→ YOUR TASK: In this exercise, set down every entry that follows exactly as it appears.

Element data from apps and pages:
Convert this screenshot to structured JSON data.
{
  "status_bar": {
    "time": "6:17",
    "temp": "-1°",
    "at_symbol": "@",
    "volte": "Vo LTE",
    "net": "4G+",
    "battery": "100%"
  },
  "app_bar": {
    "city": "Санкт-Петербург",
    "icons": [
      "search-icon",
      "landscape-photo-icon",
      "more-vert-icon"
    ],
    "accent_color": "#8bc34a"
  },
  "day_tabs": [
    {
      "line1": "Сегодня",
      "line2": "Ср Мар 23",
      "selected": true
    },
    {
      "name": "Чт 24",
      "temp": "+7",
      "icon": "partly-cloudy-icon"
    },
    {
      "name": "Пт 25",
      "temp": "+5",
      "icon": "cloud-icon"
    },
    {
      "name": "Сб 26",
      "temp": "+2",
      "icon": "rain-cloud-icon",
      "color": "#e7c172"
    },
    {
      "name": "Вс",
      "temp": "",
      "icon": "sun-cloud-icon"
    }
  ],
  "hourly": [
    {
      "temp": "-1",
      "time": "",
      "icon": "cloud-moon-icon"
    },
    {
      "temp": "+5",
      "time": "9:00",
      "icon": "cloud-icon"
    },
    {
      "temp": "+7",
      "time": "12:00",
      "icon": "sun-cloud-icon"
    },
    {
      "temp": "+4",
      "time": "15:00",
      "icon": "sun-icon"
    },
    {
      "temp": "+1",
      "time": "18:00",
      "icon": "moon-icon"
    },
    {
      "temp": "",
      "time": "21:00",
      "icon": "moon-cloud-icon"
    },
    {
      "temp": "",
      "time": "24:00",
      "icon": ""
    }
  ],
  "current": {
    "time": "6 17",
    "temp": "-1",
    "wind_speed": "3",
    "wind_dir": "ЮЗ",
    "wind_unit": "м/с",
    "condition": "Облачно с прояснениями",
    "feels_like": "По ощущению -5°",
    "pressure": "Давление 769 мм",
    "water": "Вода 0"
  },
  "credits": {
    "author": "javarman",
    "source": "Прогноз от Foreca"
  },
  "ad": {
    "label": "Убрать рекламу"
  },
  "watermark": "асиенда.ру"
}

→ ANSWER TO THIS PROBLEM:
Convert this screenshot to structured JSON data.
{
  "status_bar": {
    "time": "6:17",
    "temp": "-1°",
    "at_symbol": "@",
    "volte": "Vo LTE",
    "net": "4G+",
    "battery": "100%"
  },
  "app_bar": {
    "city": "Санкт-Петербург",
    "icons": [
      "search-icon",
      "landscape-photo-icon",
      "more-vert-icon"
    ],
    "accent_color": "#8bc34a"
  },
  "day_tabs": [
    {
      "line1": "Сегодня",
      "line2": "Ср Мар 23",
      "selected": true
    },
    {
      "name": "Чт 24",
      "temp": "+7",
      "icon": "partly-cloudy-icon"
    },
    {
      "name": "Пт 25",
      "temp": "+5",
      "icon": "cloud-icon"
    },
    {
      "name": "Сб 26",
      "temp": "+2",
      "icon": "rain-cloud-icon",
      "color": "#e7c172"
    },
    {
      "name": "Вс",
      "temp": "",
      "icon": "sun-cloud-icon"
    }
  ],
  "hourly": [
    {
      "temp": "-1",
      "time": "",
      "icon": "cloud-moon-icon"
    },
    {
      "temp": "+5",
      "time": "9:00",
      "icon": "cloud-icon"
    },
    {
      "temp": "+7",
      "time": "12:00",
      "icon": "sun-cloud-icon"
    },
    {
      "temp": "+4",
      "time": "15:00",
      "icon": "sun-icon"
    },
    {
      "temp": "+1",
      "time": "18:00",
      "icon": "moon-icon"
    },
    {
      "temp": "",
      "time": "21:00",
      "icon": "moon-cloud-icon"
    },
    {
      "temp": "",
      "time": "24:00",
      "icon": ""
    }
  ],
  "current": {
    "time": "6 17",
    "temp": "-1",
    "wind_speed": "3",
    "wind_dir": "ЮЗ",
    "wind_unit": "м/с",
    "condition": "Облачно с прояснениями",
    "feels_like": "По ощущению -5°",
    "pressure": "Давление 769 мм",
    "water": "Вода 0"
  },
  "credits": {
    "author": "javarman",
    "source": "Прогноз от Foreca"
  },
  "ad": {
    "label": "Убрать рекламу"
  },
  "watermark": "асиенда.ру"
}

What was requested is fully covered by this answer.